### Dataset content ###

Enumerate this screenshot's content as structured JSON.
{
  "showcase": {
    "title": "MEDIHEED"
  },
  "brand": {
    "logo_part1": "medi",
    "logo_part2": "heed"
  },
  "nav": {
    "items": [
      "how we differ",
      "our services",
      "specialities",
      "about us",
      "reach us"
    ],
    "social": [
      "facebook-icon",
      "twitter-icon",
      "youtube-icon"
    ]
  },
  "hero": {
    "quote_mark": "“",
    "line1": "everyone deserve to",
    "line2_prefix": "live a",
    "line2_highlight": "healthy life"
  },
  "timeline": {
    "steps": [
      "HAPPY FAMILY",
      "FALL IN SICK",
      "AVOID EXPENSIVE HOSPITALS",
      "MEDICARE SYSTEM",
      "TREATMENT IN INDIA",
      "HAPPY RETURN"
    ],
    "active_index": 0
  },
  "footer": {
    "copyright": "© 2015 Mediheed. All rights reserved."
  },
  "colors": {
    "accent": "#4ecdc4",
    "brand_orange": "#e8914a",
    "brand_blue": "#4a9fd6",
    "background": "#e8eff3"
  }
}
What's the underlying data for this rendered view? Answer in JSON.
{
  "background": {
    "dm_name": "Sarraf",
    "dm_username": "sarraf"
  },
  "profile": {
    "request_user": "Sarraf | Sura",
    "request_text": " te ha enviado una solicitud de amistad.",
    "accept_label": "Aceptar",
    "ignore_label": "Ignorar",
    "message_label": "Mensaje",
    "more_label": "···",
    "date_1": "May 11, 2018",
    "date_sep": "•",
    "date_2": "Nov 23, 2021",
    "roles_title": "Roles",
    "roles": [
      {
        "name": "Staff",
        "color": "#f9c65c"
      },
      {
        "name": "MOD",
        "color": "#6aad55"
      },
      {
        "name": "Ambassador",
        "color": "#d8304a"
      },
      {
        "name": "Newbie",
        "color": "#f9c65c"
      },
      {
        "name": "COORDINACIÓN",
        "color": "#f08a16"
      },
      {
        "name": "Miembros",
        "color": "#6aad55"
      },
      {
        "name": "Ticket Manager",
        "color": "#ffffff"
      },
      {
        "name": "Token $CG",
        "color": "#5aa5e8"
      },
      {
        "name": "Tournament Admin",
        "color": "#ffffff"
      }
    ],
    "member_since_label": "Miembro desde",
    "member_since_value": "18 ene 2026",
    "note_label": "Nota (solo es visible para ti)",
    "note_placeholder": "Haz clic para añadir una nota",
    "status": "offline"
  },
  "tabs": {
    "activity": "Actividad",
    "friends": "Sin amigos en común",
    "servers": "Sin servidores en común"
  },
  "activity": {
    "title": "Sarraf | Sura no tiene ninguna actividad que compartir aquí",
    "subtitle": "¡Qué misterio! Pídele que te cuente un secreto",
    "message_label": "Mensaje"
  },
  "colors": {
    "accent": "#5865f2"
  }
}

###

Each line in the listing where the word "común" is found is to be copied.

    "friends": "Sin amigos en común",
    "servers": "Sin servidores en común"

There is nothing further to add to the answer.